Peanut M&Ms; Ho Ho Cake; Poppy seed Torte; pool table in basement; holidays and various special occasions at Grandma and Grandpa’s; Christmas in October; Playing at the park across the road; Catching crayfish in the creek across the road; Sitting on the back patio looking on their well-kept yard; Rabbits, birds and squirrels in the back yard; Always happy to see you; always “proper”, never uncouth, etc.; Very loyal; Intelligent; Always enjoyed good conversation; faith and morals; strong opinions; “everything in moderation”; Good sense of humor; Dignified; Played cribbage with Grandpa every night; Enjoyment of sports (Badgers, Packers, Nascar—Matt Kenseth); Love of animals and nature; Used to fish with Grandpa, and went fishing with me a few times on Bass Lake. Caught a nice 26” Northern Pike one time; Good with dogs and cats. She used to take care of our cat Kookie during vacations, and when she’d sternly tell her to stay out of a certain room, she did!; In my adult life, she took care of our cat Felix at least once also; Staying at their place in Arizona; Grandma and Jake, our dog. She would feed him buttered pumpernickel bread. She insisted he liked it buttered best, so that’s what he got. But he wasn’t allowed on the couch, and he obeyed her when she told him so; married 70 years and they still liked each other!; Lunches at Gma & Gpa’s, sometimes with friends of theirs or extended family – I believe this is how I first met folks like Inez and Arden; Their neighbors in AZ – “happy hour”; Personal appearance always nice; Stories she would tell; She seems to have always seen the best possible me in me, and that makes me want to be that person. —Myles, Grandson

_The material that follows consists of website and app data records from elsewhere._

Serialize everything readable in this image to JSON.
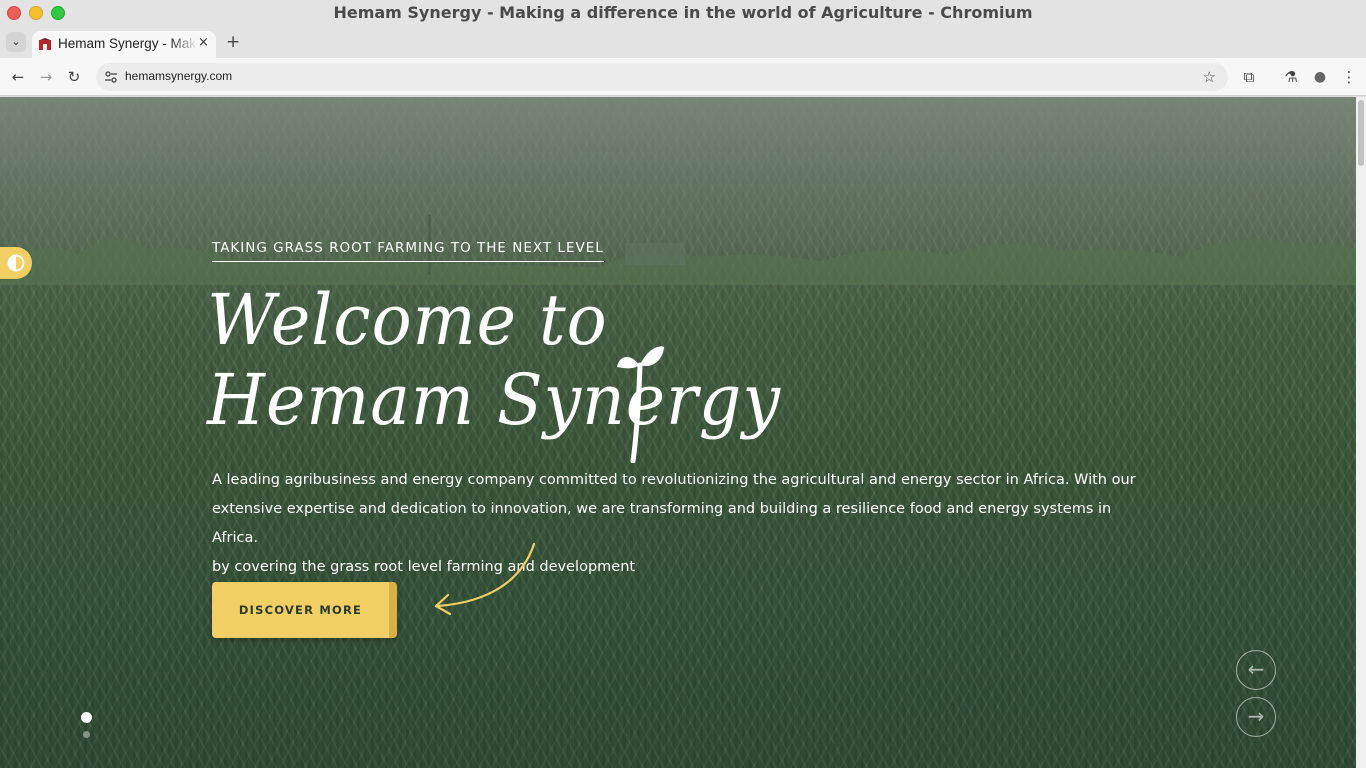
{
  "window": {
    "title": "Hemam Synergy - Making a difference in the world of Agriculture - Chromium"
  },
  "tab": {
    "title": "Hemam Synergy - Making a difference in the world of Agriculture",
    "close_icon": "×",
    "new_tab_icon": "+",
    "menu_icon": "⌄"
  },
  "toolbar": {
    "back_icon": "←",
    "forward_icon": "→",
    "reload_icon": "↻",
    "url": "hemamsynergy.com",
    "bookmark_icon": "☆",
    "extensions_icon": "⧉",
    "labs_icon": "⚗",
    "profile_icon": "●",
    "menu_icon": "⋮"
  },
  "hero": {
    "tagline": "TAKING GRASS ROOT FARMING TO THE NEXT LEVEL",
    "title_line1": "Welcome to",
    "title_line2": "Hemam Synergy",
    "description_line1": "A leading agribusiness and energy company committed to revolutionizing the agricultural and energy sector in Africa. With our extensive expertise and dedication to innovation, we are transforming and building a resilience food and energy systems in Africa.",
    "description_line2": "by covering the grass root level farming and development",
    "cta_label": "DISCOVER MORE",
    "prev_icon": "←",
    "next_icon": "→",
    "slides_total": 2,
    "active_slide": 1
  },
  "colors": {
    "accent": "#f1cf63",
    "field_green": "#3c5a3b"
  }
}
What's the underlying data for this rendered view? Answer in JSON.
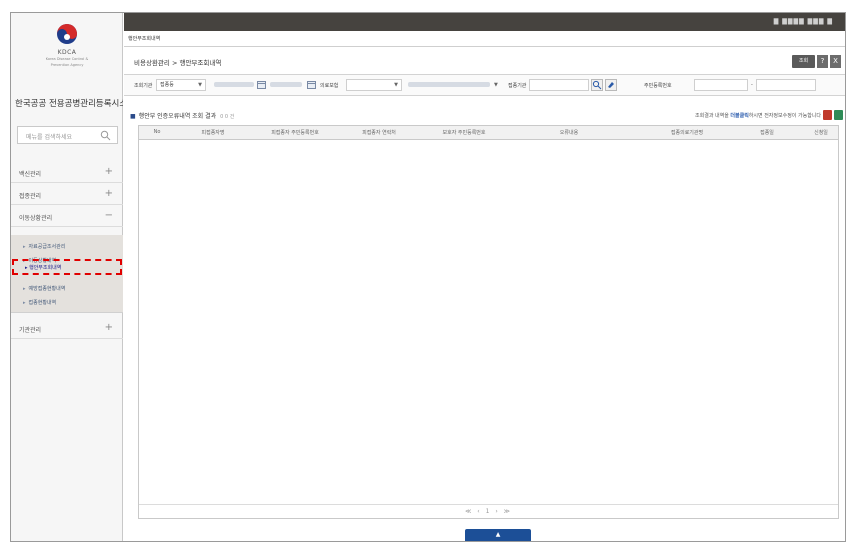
{
  "brand": {
    "logo_text": "KDCA",
    "logo_sub1": "Korea Disease Control &",
    "logo_sub2": "Prevention Agency",
    "system_title": "한국공공 전용공병관리등록시스템"
  },
  "sidebar": {
    "search_placeholder": "메뉴를 검색하세요",
    "groups": [
      {
        "label": "백신관리",
        "toggle": "+"
      },
      {
        "label": "접종관리",
        "toggle": "+"
      },
      {
        "label": "이동상황관리",
        "toggle": "−"
      },
      {
        "label": "기관관리",
        "toggle": "+"
      }
    ],
    "submenu": [
      "자료공급조서관리",
      "이동상황내역",
      "행안부조회내역",
      "예방접종현황내역",
      "접종현황내역"
    ],
    "selected_index": 2
  },
  "topbar": {
    "user": "▇ ▇▇▇▇  ▇▇▇ ▇"
  },
  "tabs": [
    {
      "label": "행안부조회내역"
    }
  ],
  "breadcrumb": "비용상환관리 > 행안부조회내역",
  "buttons": {
    "query": "조회",
    "help": "?",
    "close": "X"
  },
  "filters": {
    "org_label": "조회기관",
    "org_value": "접종등",
    "date_label": "의료보험",
    "region_label": "접종기관",
    "cert_label": "주민등록번호"
  },
  "result": {
    "title": "행안부 인증오류내역 조회 결과",
    "count": "0 0 건",
    "note_prefix": "조회결과 내역을 ",
    "note_bold": "더블클릭",
    "note_suffix": "하시면 전자정보수정이 가능합니다"
  },
  "table": {
    "columns": [
      "No",
      "피접종자명",
      "피접종자 주민등록번호",
      "피접종자 연락처",
      "보호자 주민등록번호",
      "오류내용",
      "접종의료기관명",
      "접종일",
      "신청일"
    ]
  },
  "pager": {
    "text": "≪ ‹ 1 › ≫"
  },
  "scroll_button": "▲"
}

Grandma was a great wife. She was always respectful, forgiving, supportive. I remember her telling me once that she would always fix her hair a little and at least put a little lipstick on in the morning before making Grandpa’s breakfast for work because she didn’t want him to remember her looking like she just got out of bed. I guess it paid off, since they were married for 70 years! And if Grandpa were still here, he’d find her just the same. She is always in full dress: hair done, face made-up, outfit and jewelry coordinated. Maybe that’s what keeps her young! That and her social nature. She loves to visit and has always been wonderful at keeping in touch through the mail and the phone. When I think of Grandma Behm, I think of the perfect Grandma…what you think of when you say, “grandmotherly,” yet few of us really have contact with such people. She’s a beautiful combination of love and affection and stern expectations. When I married into the Muckerheide family, I gained many blessings, and she is most definitely one of them. Paula, Granddaughter-in-law
Grandma and Grandpa Behm had a cottage on Long Lake, which is north of Newald, getting close to the northern border of Wisconsin. When I was around 5 years old, my brother Mitch and I were staying overnight at their cottage. In the morning, grandma got us ready for church and told us NOT to get dirty while we were outside. Needless to say, I fell in the lake! ..or was I pushed?”–Matt, grandson